Our basic identity is modified & shaped by our experiences with our parents – forming the structure of our adult personality. What we learned then is deeply implanted in our most primitive, powerful emotions as young children, when we were totally vulnerable to being molded.diagram of parenting styles

• Each of us is unique – different from everyone else, both as individuals & in relation to our family structure (gender, birth order, looks, interests….).
• And each parent has their own pre-set core Self & personality style. The mix & match is complex & often at odds.

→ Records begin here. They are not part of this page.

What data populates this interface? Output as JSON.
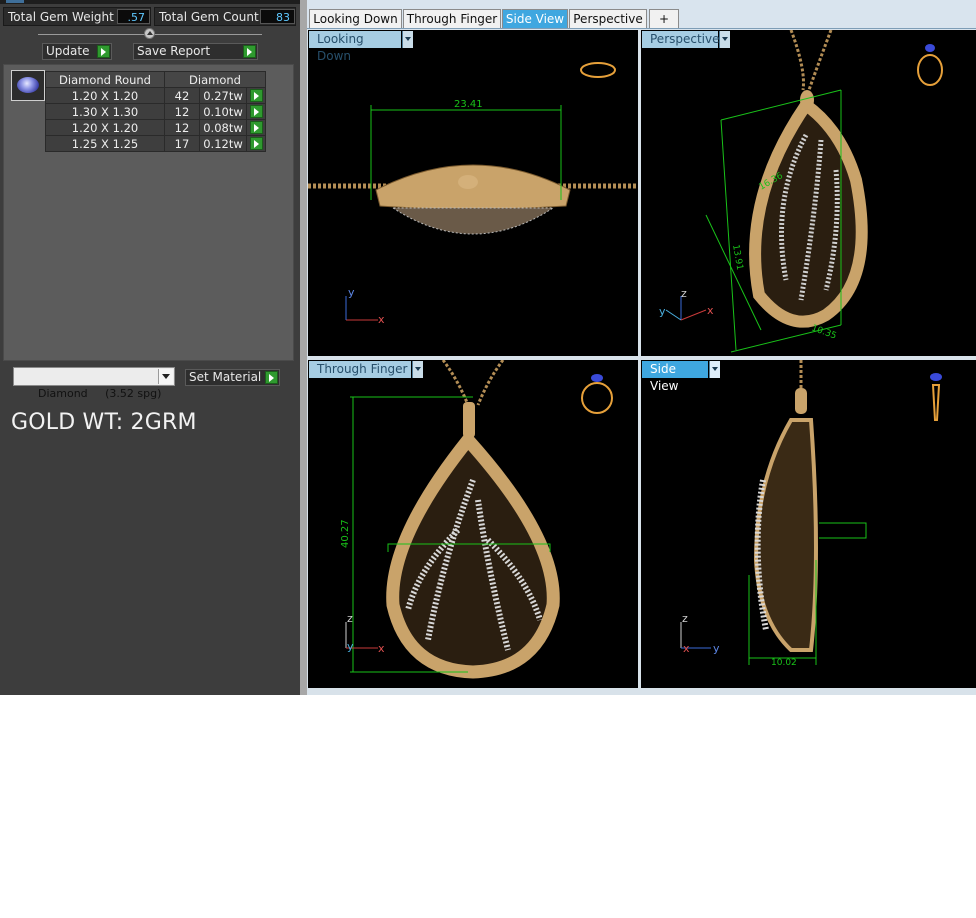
{
  "stats": {
    "total_gem_weight_label": "Total Gem Weight",
    "total_gem_weight_value": ".57",
    "total_gem_count_label": "Total Gem Count",
    "total_gem_count_value": "83"
  },
  "buttons": {
    "update_label": "Update",
    "save_report_label": "Save Report",
    "set_material_label": "Set Material"
  },
  "gem_table": {
    "header_shape": "Diamond Round",
    "header_type": "Diamond",
    "rows": [
      {
        "size": "1.20 X 1.20",
        "count": "42",
        "weight": "0.27tw"
      },
      {
        "size": "1.30 X 1.30",
        "count": "12",
        "weight": "0.10tw"
      },
      {
        "size": "1.20 X 1.20",
        "count": "12",
        "weight": "0.08tw"
      },
      {
        "size": "1.25 X 1.25",
        "count": "17",
        "weight": "0.12tw"
      }
    ]
  },
  "material": {
    "selected": "Diamond     (3.52 spg)"
  },
  "note": "GOLD WT: 2GRM",
  "tabs": [
    {
      "label": "Looking Down",
      "active": false
    },
    {
      "label": "Through Finger",
      "active": false
    },
    {
      "label": "Side View",
      "active": true
    },
    {
      "label": "Perspective",
      "active": false
    },
    {
      "label": "+",
      "active": false
    }
  ],
  "viewports": {
    "looking_down": {
      "label": "Looking Down",
      "dimension": "23.41",
      "axes": [
        "y",
        "x"
      ]
    },
    "perspective": {
      "label": "Perspective",
      "dimension_width": "16.36",
      "dimension_height": "13.91",
      "dimension_depth": "10.35",
      "axes": [
        "z",
        "y",
        "x"
      ]
    },
    "through_finger": {
      "label": "Through Finger",
      "dimension": "40.27",
      "axes": [
        "z",
        "y",
        "x"
      ]
    },
    "side_view": {
      "label": "Side View",
      "dimension": "10.02",
      "axes": [
        "z",
        "x",
        "y"
      ]
    }
  },
  "colors": {
    "gold": "#c9a36a",
    "gold_dark": "#8a6a3a",
    "measure_green": "#19c219",
    "active_tab": "#3fa7e0",
    "stat_value": "#5ec8ff"
  }
}
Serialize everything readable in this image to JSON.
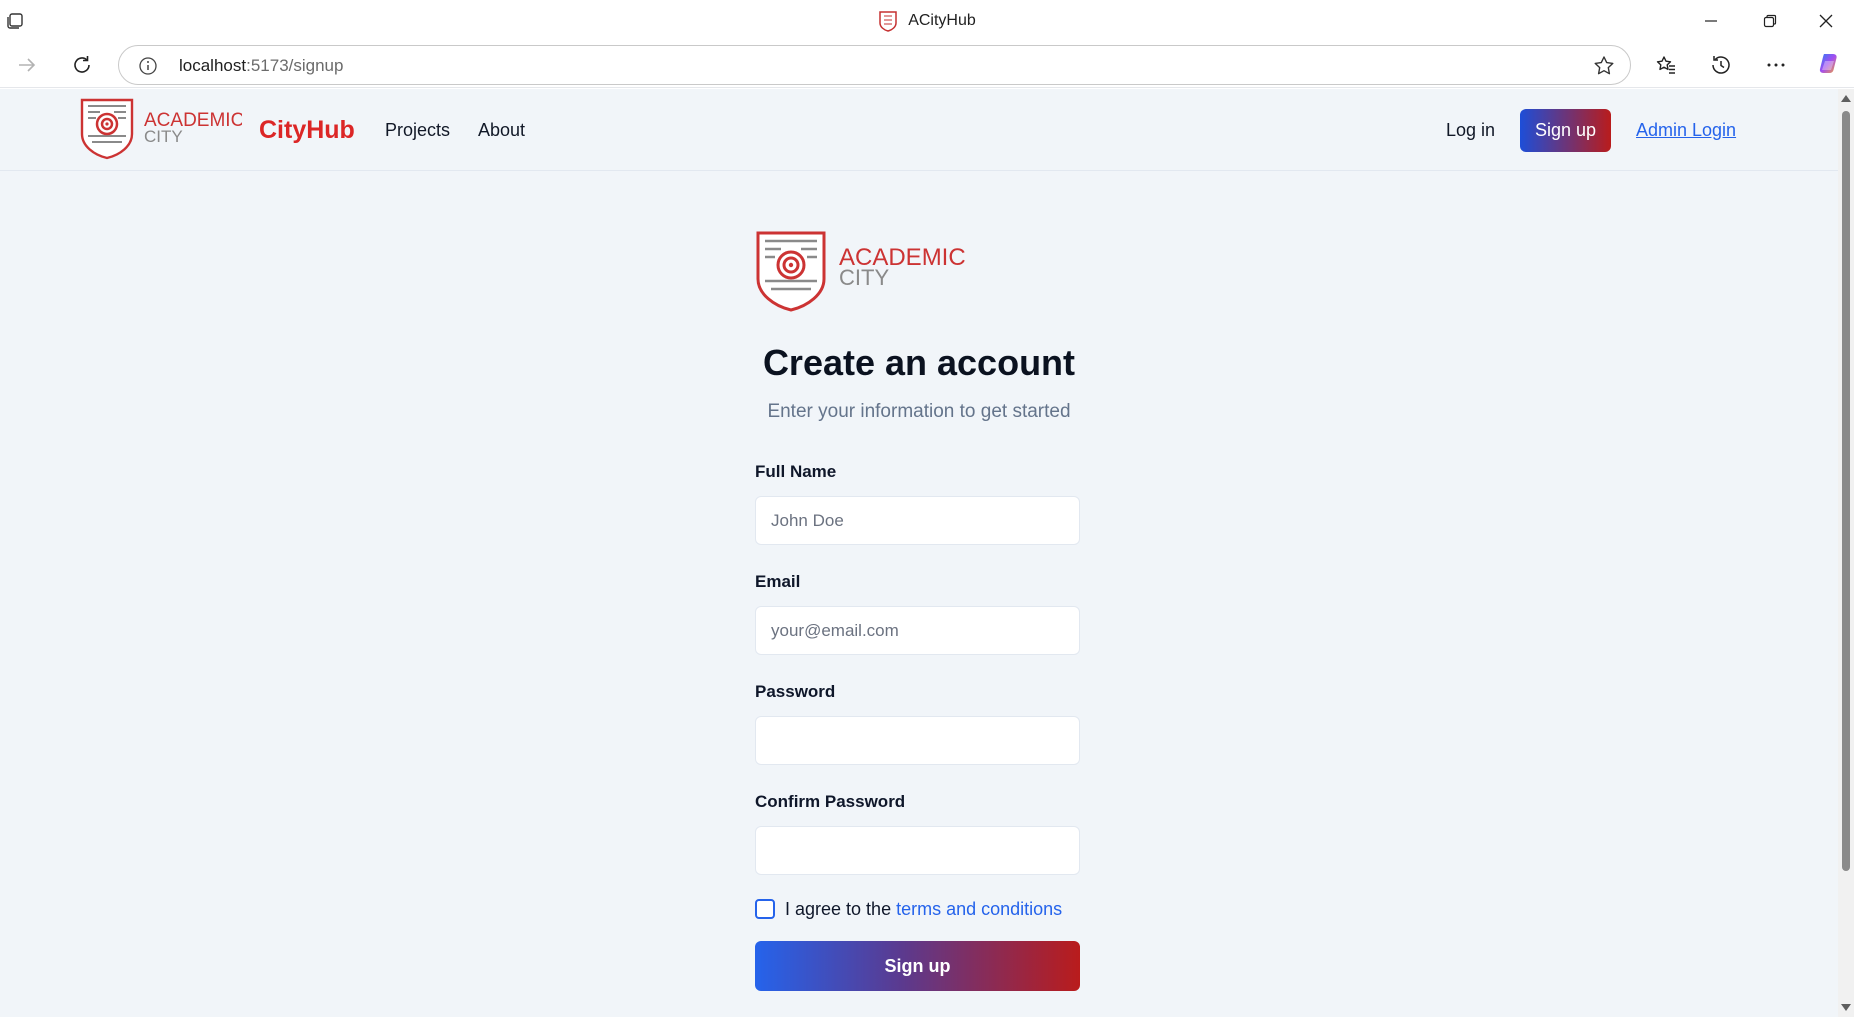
{
  "browser": {
    "tab_title": "ACityHub",
    "url_host": "localhost",
    "url_rest": ":5173/signup"
  },
  "header": {
    "logo_line1": "ACADEMIC",
    "logo_line2": "CITY",
    "brand": "CityHub",
    "nav": {
      "projects": "Projects",
      "about": "About"
    },
    "login": "Log in",
    "signup": "Sign up",
    "admin_login": "Admin Login"
  },
  "form": {
    "logo_line1": "ACADEMIC",
    "logo_line2": "CITY",
    "title": "Create an account",
    "subtitle": "Enter your information to get started",
    "full_name": {
      "label": "Full Name",
      "placeholder": "John Doe",
      "value": ""
    },
    "email": {
      "label": "Email",
      "placeholder": "your@email.com",
      "value": ""
    },
    "password": {
      "label": "Password",
      "value": ""
    },
    "confirm_password": {
      "label": "Confirm Password",
      "value": ""
    },
    "agree_prefix": "I agree to the ",
    "agree_link": "terms and conditions",
    "submit": "Sign up"
  },
  "colors": {
    "brand_red": "#dc2626",
    "accent_blue": "#2563eb",
    "page_bg": "#f1f5f9"
  }
}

Finding actual cause-&-effect links between specific parental actions & children’s resulting ‘personality’ is not simple or easy. Some children raised in dramatically different environments can later grow up to have remarkably similar personalities.

Conversely, some who share a home & raised in the same environment can grow up to have astonishingly different personalities –  due to the same or different Myers-Briggs, Enneagram, Astrology….
However, researchers have found correlations between these 4 categories & how children turn out

Realistically, the Parental Style used is the one that each child experiences, not the one the adults ‘think’ they’re working from, or wish they could work from. Actually, most parents switch between all 4.
The length & intensity of their interactions with children are based on emotional states, motivations, engagement, levels of stress, feeling fresh or tired…. at any given moment.
But most parents always default to a favorite negative style, while only a few aspire to / work at living more in the healthy one (Authoritative).

The next 2 composite charts outline the 4 main types (#1 & 2)

MY parenting -1NEXT: Parenting styles (Part 2)